HeartBeat Fall 2017 | Page 10

DOLLARS & CENTS Only Wish Dr. David Kohl energizes agricultural lenders, producers and business professionals with his keen insight into the agricultural industry through extensive travel, research, and networking around the globe. He is a Professor Emeritus of Agricultural Finance and Small Business Management and Entrepreneurship at Virginia Tech, Blacksburg, VA. Dr. Kohl has traveled over 8 million miles in his career and conducted over 6,000 workshops and seminars for a variety of agricultural audiences. Additionally, Dr. Kohl’s personal involvement with agriculture provides a unique perspective into the future trends of the agricultural industry and economy. 10 HEARTBEAT | FALL 2017 Recently, I served as one of the instructors at a school for agricultural lenders. To spur discussion, I presented an exercise where lenders fill in the blank at the end of the sentence, “I wish my producer customers would ____.” Wow, did this energize the room! Actually, it provided an interesting perspective especially given the current economic climate in the agriculture industry. Let’s drill down and examine some of the class responses. One of the most common responses from the teams of five was a wish that their producer customers, as well as others that are applying for loans, would provide accurate financial statements. This includes balance sheets with reasonable asset values, a list of inventory, equipment, and livestock. On the liability side, lender groups responded that they wanted transparency concerning all debt obligations. Lenders noted that overdue, open accounts for repair and maintenance, feed, or fertilizer, along with the commingling of family living and private loans were some of the sizeable missing numbers. Another recurrent wish from lender groups was credit scores of their customer’s business partners, spouse, and others involved financially in the business. This invited further discussion of credit card debt and other consumer debt obligations. While these numbers are usually not business-related, they certainly can impact the overall financial picture. Another related response from many of the groups was family living costs. And the issue of commingling surfaced once again in the context of farm expenses. Lenders wish their producer customers would more clearly delineate business expenses from family living costs. According to surveys from my online webinars and from recent lending schools, family living expense is the second highest enumerated cause of financial stress behind challenged profit margins. Next on the list of group responses was communications with the lender. The general feeling among each of the lender groups was they do not like surprises. One lender shared the example of his client who purchased machinery and land out of his operating loan because of cash flow issues. Delaying communications with your lender when financial problems arise only intensifies the situation.

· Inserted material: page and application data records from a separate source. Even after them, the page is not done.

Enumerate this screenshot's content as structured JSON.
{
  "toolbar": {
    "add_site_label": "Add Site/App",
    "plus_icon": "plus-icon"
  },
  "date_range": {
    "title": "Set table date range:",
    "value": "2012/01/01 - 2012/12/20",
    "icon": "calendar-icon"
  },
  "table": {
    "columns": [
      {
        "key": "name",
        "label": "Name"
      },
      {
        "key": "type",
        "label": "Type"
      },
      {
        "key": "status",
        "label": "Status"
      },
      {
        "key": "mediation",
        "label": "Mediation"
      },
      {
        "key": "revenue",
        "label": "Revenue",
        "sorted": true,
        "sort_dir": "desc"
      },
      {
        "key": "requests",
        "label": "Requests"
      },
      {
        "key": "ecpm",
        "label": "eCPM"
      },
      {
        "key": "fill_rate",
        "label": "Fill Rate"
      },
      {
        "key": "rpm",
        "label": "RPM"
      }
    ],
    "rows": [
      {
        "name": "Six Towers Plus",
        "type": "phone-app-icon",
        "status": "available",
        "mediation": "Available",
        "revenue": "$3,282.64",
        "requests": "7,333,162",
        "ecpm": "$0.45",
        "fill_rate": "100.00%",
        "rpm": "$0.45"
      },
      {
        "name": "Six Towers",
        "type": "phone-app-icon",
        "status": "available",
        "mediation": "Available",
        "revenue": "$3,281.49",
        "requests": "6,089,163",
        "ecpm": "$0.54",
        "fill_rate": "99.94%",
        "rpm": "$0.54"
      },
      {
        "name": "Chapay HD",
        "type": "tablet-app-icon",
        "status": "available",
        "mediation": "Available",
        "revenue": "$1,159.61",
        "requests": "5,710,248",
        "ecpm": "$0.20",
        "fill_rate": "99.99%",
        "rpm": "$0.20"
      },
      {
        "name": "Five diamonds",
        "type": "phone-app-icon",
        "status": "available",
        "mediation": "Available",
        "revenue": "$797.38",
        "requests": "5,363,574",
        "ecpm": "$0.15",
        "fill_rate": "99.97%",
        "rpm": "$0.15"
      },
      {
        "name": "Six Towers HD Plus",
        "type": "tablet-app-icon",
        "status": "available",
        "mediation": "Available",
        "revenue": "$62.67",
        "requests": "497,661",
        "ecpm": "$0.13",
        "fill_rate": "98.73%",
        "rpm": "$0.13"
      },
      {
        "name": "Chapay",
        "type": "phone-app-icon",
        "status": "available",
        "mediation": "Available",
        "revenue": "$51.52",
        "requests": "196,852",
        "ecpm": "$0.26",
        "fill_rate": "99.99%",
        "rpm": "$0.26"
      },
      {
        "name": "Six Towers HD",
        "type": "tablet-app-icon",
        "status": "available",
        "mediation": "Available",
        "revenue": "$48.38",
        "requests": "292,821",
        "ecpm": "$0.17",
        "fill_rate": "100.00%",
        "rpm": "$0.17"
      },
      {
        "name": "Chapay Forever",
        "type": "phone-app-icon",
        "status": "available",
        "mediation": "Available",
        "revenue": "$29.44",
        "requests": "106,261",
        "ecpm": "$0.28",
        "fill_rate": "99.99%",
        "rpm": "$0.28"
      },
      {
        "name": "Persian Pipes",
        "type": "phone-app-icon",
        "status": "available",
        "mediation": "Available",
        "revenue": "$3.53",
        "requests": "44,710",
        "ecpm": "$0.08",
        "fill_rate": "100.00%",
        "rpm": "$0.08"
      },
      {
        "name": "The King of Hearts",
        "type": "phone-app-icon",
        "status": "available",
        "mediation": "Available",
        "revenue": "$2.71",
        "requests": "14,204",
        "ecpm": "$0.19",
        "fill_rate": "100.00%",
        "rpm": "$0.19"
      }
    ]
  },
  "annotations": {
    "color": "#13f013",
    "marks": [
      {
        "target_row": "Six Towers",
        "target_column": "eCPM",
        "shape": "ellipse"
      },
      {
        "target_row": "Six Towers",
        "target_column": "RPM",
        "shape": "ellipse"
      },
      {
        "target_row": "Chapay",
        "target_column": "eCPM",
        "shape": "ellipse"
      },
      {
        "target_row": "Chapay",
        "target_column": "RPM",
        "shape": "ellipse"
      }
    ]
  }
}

Further, trying to evade responsibility erodes your business relationship with the lender as well as your reputation and credibility. Also regarding communications, lender groups wished their producer clients would include spouses and partners on financial discussions including transition, growth, or expansion.